3. One more on gutlessness. It's bad enough that he didn't have the balls to pardon Libby outright (the famous poll-ignorer somehow thought this would appease all), but worse that he gave Libby a lecture: " My decision to commute his prison sentence leaves in place a harsh punishment for Mr. Libby. The reputation he gained through his years of public service and professional work in the legal community is forever damaged." Of course, Bush is pure grit and energy, a man who was never bailed out by his bettors, so I guess kicking Scooter with a moral boot isn't hypocrtical.

4. Irony: Men rot in Guantanamo with no hope of release--or legal representation--but Bush was concerned that Libby's sentence was "excessive." He's sent dozens of men and women to the gallows in Texas, is proud of his heartlessness toward "evildoers," but when a man with a $500 manicure from his inner circle is threatened with the indignity of spending soft time with lowlifes, Bush found his compassion.
[Update: via Andrew Sullivan, "I don't believe my role is to replace the verdict of a jury with my own," - George W. Bush on why he signed death warrants for 152 inmates as governor of Texas.]
5. Executive privilege. A traditional Bush MO: cite the opinions of others until they begin to disagree with you, then overrule them. Never allow the cocoon of false reality be sullied by heterodoxy. So follow the generals until they say Iraq's a mess, then find new generals. Say you won't talk about the Libby case because you so deeply respect the rule of law, then ignore it and commute Libby's sentence.

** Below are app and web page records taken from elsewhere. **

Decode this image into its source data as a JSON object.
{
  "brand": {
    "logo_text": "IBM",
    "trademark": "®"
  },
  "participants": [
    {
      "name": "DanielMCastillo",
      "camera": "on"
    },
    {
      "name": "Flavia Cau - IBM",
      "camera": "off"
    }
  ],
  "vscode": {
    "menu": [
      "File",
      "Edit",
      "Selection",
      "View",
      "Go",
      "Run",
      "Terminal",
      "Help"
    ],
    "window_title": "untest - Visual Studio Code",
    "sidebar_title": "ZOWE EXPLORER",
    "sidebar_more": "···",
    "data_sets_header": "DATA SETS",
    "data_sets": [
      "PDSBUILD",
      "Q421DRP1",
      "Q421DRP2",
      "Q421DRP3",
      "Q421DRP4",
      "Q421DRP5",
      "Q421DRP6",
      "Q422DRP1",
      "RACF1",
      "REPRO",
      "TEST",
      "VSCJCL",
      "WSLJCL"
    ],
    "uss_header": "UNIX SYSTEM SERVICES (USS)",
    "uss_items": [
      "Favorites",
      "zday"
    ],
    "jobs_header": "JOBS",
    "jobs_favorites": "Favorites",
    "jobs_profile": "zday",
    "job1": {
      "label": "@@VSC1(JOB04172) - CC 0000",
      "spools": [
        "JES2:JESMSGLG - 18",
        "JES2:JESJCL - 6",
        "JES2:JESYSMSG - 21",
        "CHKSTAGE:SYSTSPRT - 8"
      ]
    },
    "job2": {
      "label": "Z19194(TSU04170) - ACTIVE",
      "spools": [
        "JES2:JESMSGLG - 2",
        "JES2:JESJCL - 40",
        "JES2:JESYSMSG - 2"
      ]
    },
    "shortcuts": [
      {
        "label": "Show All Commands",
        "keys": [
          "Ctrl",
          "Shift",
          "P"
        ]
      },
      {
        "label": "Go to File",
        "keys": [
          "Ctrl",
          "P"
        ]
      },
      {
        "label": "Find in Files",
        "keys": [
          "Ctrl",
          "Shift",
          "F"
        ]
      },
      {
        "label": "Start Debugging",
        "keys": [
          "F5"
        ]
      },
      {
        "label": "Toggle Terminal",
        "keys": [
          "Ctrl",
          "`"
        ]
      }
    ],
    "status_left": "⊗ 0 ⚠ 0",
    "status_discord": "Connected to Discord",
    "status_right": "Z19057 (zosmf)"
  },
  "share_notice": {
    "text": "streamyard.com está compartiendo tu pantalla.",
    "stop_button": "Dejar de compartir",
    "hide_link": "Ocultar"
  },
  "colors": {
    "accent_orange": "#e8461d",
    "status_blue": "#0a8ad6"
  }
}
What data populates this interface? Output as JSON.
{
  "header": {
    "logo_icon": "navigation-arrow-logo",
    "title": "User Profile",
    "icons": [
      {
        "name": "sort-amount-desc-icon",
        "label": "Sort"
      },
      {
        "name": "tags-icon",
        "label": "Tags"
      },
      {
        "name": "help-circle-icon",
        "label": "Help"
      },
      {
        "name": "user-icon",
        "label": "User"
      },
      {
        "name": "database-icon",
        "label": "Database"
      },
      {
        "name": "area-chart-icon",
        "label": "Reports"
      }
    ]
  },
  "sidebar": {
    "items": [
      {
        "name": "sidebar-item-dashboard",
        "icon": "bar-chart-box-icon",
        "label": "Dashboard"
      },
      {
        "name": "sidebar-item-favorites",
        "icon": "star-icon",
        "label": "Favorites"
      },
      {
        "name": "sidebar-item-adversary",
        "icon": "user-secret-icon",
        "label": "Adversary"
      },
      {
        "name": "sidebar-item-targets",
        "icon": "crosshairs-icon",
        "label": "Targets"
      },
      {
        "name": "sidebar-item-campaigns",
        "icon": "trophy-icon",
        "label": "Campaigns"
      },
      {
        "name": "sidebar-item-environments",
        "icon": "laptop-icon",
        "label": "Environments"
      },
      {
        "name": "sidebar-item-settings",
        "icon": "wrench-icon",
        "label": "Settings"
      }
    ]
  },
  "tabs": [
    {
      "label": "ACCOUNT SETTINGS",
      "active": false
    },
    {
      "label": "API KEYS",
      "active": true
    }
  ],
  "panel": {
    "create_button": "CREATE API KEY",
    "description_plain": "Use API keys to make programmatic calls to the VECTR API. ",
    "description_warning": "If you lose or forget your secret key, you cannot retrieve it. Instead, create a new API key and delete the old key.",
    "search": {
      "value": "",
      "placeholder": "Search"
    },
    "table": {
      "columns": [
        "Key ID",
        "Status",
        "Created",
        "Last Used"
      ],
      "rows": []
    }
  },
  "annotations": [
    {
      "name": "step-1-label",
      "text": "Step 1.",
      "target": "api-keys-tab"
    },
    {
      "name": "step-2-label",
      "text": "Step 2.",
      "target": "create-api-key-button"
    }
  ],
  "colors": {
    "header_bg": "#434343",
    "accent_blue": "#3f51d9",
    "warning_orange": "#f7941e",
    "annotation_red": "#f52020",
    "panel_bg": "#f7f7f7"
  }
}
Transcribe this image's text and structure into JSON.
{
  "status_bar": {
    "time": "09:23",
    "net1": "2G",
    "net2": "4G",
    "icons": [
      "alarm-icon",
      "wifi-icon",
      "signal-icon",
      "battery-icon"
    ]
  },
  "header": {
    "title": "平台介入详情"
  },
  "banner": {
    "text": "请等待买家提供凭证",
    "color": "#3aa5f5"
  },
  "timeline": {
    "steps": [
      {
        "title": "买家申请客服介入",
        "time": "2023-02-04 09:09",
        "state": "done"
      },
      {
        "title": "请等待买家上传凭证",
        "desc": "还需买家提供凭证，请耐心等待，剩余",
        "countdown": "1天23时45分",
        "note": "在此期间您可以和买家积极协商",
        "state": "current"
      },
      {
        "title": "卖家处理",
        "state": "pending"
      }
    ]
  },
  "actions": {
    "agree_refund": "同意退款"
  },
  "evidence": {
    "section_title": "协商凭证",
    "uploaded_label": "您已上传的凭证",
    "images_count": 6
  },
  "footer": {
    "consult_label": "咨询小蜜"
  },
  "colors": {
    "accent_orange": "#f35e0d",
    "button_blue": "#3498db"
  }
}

6. What about the BS of drumming out of the White House anyone who had leaked Plame's name? Where does an executive commutation fit in there?

Monday, July 02, 2007

Libby Declared Independent

I wondered why Bush hadn't pardoned the Scootman, given that only the neocon fringe still approved of his job and were now also wavering. So he did:
President Bush spared I. Lewis Libby Jr. from prison Monday, commuting his two-and-a-half-year sentence while leaving intact his conviction for perjury and obstruction of justice in the C.I.A. leak case.
It's what presidents do: they protect rat finks who helped them climb the rungs of power. Of course, Bush, for whom generosity is not a reasonable adjective, left the scarlet "F" (felony) on Libby. A decision that makes everyone feel dirty--nice.

What a beautiful ending to a beautiful saga.